The experiences of this period…led me to adopt a theory of life, very unlike that on which I had before I acted, and having much in common with what at that time I certainly had never heard of, the anti-self- consciousness theory of Carlyle. I never, indeed, wavered in the conviction that happiness is the test of all rules of conduct, and the end of life. But I now thought that this end was only to be attained by not making it the direct end. Those only are happy (I thought) who have their minds fixed on some object other than their own happiness; on the happiness of others, on the improvement of mankind, even on some art or pursuit, followed not as a means, but as itself an ideal end.

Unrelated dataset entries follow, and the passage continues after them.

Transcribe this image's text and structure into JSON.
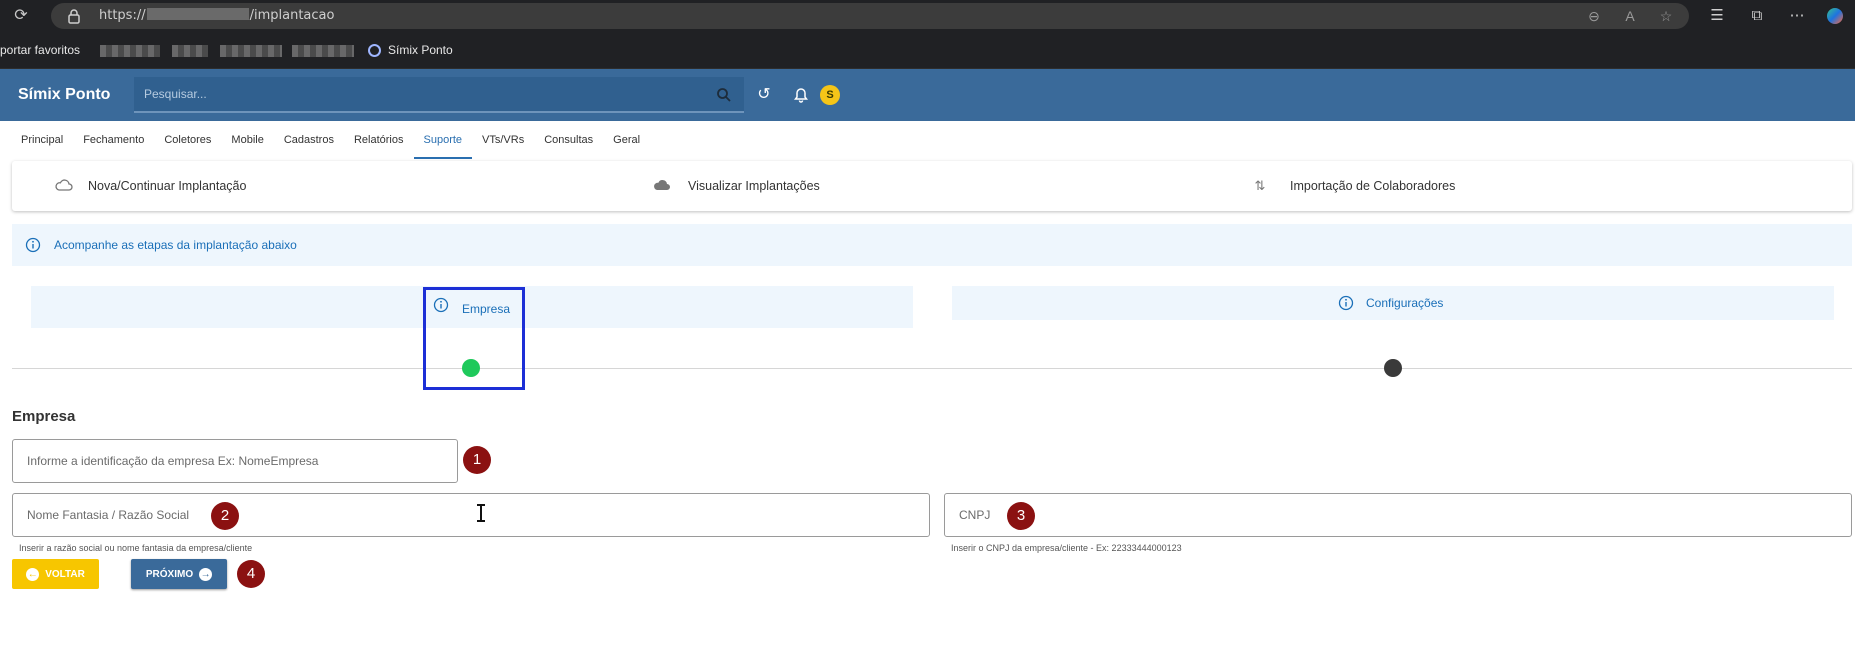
{
  "browser": {
    "url_prefix": "https://",
    "url_suffix": "/implantacao",
    "bookmarks": {
      "first_label": "portar favoritos",
      "simix_label": "Símix Ponto"
    }
  },
  "app": {
    "brand": "Símix Ponto",
    "search_placeholder": "Pesquisar...",
    "avatar_initial": "S"
  },
  "menu": {
    "tabs": [
      {
        "label": "Principal"
      },
      {
        "label": "Fechamento"
      },
      {
        "label": "Coletores"
      },
      {
        "label": "Mobile"
      },
      {
        "label": "Cadastros"
      },
      {
        "label": "Relatórios"
      },
      {
        "label": "Suporte",
        "active": true
      },
      {
        "label": "VTs/VRs"
      },
      {
        "label": "Consultas"
      },
      {
        "label": "Geral"
      }
    ]
  },
  "options": {
    "nova": "Nova/Continuar Implantação",
    "visualizar": "Visualizar Implantações",
    "importacao": "Importação de Colaboradores"
  },
  "banner": {
    "text": "Acompanhe as etapas da implantação abaixo"
  },
  "steps": {
    "empresa": {
      "label": "Empresa",
      "status_color": "#1ec95b"
    },
    "configuracoes": {
      "label": "Configurações",
      "status_color": "#3a3a3a"
    }
  },
  "form": {
    "title": "Empresa",
    "identificacao_placeholder": "Informe a identificação da empresa Ex: NomeEmpresa",
    "nome_placeholder": "Nome Fantasia / Razão Social",
    "nome_hint": "Inserir a razão social ou nome fantasia da empresa/cliente",
    "cnpj_placeholder": "CNPJ",
    "cnpj_hint": "Inserir o CNPJ da empresa/cliente - Ex: 22333444000123"
  },
  "buttons": {
    "voltar": "Voltar",
    "proximo": "Próximo"
  },
  "annotations": {
    "one": "1",
    "two": "2",
    "three": "3",
    "four": "4"
  }
}
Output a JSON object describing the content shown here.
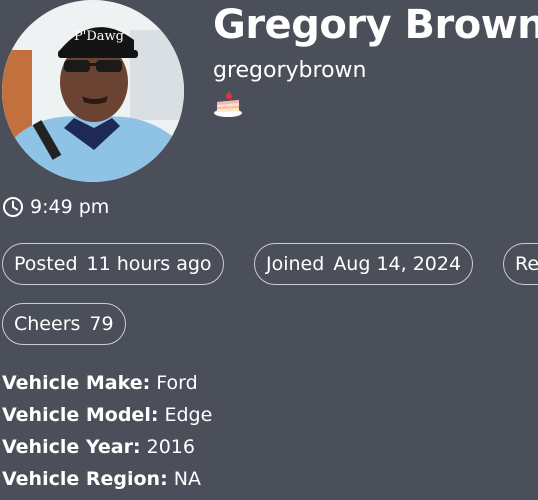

Aiming thus at something else, they find happiness by the way.
- John Stuart Mill, Autobiography.